*** Opening of Given entries ***

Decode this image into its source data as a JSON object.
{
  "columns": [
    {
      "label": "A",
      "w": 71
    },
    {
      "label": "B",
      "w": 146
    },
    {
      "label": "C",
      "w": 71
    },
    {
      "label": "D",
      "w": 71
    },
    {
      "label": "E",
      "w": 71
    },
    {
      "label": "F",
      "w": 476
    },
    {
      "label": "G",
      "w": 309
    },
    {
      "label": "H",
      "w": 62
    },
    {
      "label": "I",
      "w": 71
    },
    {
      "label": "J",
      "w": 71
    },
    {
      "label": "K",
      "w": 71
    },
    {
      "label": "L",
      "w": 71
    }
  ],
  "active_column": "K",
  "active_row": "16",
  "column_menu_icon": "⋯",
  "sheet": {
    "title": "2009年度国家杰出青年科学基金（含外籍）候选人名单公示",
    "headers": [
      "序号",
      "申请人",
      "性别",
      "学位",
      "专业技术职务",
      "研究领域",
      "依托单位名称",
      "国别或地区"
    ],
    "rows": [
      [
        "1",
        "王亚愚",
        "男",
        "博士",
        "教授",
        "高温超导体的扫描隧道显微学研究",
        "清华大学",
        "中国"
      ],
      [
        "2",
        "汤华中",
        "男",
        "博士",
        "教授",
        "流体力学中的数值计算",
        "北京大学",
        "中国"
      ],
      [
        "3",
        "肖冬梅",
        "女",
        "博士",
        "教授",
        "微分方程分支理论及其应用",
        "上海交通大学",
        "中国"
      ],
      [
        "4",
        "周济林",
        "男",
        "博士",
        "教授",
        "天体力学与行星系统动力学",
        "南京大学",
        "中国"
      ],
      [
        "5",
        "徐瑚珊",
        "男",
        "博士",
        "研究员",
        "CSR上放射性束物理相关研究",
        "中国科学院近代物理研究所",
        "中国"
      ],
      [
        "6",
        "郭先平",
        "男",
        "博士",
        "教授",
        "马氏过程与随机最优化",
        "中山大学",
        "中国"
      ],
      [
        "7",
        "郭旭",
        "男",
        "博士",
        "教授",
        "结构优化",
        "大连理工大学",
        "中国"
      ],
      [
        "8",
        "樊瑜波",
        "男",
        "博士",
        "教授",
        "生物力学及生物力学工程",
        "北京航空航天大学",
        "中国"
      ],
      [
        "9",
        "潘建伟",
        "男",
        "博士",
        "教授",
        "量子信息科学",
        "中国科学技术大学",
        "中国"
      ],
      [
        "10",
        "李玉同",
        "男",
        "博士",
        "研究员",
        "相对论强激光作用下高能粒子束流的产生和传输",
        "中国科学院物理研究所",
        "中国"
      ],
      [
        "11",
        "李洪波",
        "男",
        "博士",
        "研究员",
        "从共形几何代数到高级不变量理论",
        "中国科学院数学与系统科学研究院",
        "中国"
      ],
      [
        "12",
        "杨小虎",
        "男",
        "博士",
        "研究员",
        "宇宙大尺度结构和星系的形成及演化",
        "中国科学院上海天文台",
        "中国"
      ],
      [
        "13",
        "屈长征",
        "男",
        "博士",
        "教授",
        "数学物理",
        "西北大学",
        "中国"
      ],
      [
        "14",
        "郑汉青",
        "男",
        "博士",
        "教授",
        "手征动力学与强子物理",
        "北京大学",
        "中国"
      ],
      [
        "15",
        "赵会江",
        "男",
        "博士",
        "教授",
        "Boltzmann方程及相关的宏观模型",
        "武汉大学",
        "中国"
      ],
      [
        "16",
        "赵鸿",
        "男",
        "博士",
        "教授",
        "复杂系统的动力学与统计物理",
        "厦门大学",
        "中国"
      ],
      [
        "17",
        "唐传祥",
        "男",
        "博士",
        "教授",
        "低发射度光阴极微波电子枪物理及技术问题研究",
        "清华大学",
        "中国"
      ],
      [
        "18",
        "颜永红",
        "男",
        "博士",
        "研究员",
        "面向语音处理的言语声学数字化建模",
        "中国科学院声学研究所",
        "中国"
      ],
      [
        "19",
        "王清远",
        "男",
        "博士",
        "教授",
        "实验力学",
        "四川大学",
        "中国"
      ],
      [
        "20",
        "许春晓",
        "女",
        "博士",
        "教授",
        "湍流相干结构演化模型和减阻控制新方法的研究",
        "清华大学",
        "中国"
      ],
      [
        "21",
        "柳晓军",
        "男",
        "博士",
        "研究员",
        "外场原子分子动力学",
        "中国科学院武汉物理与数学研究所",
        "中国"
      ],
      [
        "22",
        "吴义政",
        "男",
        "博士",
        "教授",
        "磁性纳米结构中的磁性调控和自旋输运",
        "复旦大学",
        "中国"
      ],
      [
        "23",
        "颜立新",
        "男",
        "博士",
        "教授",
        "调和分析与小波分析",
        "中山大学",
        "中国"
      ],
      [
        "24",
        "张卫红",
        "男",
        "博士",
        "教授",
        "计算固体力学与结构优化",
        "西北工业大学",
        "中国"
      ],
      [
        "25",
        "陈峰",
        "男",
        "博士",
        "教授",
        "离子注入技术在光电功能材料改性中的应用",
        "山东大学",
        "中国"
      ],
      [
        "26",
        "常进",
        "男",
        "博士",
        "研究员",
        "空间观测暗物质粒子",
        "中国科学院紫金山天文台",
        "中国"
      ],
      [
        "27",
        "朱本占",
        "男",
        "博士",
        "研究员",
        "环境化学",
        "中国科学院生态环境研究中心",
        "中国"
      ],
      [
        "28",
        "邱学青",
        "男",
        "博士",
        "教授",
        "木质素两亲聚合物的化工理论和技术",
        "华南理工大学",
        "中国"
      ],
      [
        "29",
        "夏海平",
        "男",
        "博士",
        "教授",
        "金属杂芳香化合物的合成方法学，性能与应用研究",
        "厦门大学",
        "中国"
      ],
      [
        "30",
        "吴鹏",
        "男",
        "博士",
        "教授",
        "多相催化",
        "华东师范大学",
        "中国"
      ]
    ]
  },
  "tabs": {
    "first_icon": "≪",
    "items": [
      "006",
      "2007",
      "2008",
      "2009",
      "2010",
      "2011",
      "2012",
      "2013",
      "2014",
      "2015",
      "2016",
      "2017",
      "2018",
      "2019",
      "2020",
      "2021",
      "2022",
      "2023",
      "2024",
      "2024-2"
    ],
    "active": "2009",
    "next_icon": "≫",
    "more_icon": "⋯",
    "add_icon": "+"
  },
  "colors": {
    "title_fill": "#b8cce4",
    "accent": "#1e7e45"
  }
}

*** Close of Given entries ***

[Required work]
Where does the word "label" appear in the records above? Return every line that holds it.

[Result]
      "label": "A",
      "label": "B",
      "label": "C",
      "label": "D",
      "label": "E",
      "label": "F",
      "label": "G",
      "label": "H",
      "label": "I",
      "label": "J",
      "label": "K",
      "label": "L",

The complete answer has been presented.